╭─ DATA

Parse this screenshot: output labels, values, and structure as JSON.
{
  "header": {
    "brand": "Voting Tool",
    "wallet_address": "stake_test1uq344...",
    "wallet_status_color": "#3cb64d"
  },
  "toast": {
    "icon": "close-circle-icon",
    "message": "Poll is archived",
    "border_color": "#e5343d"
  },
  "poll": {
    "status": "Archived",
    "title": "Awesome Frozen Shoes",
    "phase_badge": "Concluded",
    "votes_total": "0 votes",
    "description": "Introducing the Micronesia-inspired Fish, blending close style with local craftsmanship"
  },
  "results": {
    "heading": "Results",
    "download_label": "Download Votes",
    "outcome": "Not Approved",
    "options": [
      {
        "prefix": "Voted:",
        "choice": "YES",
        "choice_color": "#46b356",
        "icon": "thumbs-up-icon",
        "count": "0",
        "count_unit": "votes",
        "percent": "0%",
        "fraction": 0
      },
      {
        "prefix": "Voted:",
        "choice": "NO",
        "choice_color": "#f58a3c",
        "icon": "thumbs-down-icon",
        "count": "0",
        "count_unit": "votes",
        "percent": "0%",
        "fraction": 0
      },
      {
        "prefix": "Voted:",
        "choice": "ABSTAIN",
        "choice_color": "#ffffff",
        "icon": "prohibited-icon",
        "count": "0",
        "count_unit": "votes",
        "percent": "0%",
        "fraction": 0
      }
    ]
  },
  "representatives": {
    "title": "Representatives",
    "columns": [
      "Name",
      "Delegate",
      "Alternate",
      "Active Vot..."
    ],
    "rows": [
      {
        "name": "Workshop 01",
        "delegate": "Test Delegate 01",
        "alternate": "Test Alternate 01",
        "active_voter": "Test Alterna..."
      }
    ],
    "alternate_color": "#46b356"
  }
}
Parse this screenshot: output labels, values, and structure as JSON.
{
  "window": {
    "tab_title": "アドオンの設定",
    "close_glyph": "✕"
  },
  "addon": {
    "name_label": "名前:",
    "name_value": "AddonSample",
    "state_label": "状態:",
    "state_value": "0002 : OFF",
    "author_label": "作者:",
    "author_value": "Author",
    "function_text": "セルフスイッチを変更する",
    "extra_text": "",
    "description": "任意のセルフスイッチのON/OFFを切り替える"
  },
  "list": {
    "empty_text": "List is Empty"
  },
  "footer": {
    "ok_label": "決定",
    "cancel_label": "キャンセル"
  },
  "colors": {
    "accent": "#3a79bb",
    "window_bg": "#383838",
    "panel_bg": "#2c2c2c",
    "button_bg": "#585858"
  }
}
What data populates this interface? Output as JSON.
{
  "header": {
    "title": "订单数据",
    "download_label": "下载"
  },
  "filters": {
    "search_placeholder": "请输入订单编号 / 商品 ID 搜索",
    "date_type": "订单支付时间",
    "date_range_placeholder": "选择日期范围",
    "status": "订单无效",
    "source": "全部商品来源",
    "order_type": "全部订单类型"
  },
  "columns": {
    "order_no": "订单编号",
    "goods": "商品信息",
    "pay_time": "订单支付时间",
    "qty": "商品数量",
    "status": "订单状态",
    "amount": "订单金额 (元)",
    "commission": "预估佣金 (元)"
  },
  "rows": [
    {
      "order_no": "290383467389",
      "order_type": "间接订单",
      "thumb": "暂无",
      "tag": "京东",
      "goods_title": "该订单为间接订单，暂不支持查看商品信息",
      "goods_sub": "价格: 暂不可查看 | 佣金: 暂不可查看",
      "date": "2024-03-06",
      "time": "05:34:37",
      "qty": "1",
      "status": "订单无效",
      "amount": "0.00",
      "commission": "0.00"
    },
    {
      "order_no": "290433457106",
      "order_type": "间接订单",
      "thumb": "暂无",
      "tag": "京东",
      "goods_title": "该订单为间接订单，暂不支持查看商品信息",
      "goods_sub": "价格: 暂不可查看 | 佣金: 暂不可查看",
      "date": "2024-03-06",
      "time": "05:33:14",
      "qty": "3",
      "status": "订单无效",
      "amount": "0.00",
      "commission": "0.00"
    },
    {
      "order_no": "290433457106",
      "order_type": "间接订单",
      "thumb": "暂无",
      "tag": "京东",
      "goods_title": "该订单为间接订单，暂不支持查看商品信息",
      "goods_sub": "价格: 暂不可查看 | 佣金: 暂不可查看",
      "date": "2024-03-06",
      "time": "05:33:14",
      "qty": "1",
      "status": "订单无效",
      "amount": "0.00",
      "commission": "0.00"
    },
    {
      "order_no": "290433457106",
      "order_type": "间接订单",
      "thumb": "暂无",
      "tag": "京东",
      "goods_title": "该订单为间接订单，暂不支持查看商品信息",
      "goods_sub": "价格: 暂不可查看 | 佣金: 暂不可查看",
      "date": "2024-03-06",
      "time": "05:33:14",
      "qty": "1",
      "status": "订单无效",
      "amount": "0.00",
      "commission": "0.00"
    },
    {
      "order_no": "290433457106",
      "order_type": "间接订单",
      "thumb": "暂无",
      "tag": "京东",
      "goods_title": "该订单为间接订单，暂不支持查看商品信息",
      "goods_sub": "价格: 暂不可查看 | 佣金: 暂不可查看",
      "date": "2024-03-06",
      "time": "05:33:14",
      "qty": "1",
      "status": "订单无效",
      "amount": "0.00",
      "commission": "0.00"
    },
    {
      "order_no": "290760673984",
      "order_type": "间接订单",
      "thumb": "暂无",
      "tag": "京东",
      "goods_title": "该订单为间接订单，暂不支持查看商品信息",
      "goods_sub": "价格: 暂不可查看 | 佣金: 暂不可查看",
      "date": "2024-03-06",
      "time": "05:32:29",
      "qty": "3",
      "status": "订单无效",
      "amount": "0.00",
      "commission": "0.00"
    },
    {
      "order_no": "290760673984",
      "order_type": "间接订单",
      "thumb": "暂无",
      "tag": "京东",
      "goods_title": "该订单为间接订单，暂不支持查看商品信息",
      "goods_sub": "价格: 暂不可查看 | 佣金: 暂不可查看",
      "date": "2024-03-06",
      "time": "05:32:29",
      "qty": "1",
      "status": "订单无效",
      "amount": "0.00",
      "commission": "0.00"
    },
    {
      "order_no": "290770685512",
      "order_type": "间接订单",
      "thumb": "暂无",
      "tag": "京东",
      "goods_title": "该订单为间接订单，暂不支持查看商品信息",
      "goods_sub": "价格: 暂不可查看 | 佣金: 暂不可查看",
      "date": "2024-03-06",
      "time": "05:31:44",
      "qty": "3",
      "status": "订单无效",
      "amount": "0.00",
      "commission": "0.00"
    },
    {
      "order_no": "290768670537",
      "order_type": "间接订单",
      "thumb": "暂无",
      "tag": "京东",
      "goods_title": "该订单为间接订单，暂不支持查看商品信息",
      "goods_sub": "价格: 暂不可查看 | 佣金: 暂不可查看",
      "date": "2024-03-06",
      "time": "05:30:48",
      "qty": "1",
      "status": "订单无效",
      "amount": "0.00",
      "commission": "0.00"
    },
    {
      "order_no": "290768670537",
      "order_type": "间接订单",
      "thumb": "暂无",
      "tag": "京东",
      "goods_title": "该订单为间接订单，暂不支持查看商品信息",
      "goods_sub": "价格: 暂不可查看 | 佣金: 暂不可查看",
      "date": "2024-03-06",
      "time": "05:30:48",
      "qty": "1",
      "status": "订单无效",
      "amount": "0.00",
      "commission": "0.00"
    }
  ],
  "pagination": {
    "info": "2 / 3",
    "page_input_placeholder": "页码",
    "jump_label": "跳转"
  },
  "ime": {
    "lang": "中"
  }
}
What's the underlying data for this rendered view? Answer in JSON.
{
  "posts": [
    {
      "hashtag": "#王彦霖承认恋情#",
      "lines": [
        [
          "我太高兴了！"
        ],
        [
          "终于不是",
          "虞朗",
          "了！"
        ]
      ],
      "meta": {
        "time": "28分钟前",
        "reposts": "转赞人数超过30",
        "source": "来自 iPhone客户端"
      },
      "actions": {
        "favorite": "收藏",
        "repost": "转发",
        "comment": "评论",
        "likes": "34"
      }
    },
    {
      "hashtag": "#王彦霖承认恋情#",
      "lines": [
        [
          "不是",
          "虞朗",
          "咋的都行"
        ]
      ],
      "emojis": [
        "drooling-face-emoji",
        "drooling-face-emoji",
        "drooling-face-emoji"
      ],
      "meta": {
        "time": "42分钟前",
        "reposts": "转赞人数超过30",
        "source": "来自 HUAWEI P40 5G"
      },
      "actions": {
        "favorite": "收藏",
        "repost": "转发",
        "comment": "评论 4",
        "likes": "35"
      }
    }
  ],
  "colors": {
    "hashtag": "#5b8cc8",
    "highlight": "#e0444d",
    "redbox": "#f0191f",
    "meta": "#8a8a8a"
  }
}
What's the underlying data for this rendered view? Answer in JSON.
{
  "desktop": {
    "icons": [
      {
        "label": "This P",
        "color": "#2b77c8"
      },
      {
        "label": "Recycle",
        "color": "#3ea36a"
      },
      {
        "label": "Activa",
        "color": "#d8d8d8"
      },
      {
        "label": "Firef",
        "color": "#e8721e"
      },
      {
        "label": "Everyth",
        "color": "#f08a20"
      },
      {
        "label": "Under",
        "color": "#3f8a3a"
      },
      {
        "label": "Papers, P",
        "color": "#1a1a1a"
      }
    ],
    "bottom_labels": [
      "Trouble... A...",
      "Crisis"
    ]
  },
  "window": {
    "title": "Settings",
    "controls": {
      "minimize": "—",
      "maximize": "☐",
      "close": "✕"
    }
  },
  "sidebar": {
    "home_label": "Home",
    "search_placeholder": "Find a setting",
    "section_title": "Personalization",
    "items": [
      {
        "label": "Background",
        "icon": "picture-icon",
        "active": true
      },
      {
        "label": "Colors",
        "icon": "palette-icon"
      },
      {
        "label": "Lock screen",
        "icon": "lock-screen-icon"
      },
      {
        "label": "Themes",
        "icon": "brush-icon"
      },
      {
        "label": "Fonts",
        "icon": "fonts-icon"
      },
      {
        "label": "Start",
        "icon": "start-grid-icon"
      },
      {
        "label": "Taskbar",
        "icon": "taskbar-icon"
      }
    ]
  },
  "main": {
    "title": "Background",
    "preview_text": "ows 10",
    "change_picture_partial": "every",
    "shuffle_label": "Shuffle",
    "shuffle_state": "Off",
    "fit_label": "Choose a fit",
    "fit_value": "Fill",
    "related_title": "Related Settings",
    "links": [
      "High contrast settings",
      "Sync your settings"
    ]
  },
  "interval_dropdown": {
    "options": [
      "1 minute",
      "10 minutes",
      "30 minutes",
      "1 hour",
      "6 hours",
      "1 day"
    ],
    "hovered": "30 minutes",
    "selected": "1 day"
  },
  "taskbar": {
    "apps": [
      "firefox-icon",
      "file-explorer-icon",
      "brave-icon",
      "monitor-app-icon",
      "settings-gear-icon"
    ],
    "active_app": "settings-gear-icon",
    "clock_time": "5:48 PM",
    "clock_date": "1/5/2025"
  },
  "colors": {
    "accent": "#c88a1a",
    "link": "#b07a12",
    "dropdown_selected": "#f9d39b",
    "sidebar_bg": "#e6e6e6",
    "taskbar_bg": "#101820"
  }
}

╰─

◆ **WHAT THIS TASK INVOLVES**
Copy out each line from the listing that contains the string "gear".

◆ **RESPONSE TO THIS TASK**
      "settings-gear-icon"
    "active_app": "settings-gear-icon",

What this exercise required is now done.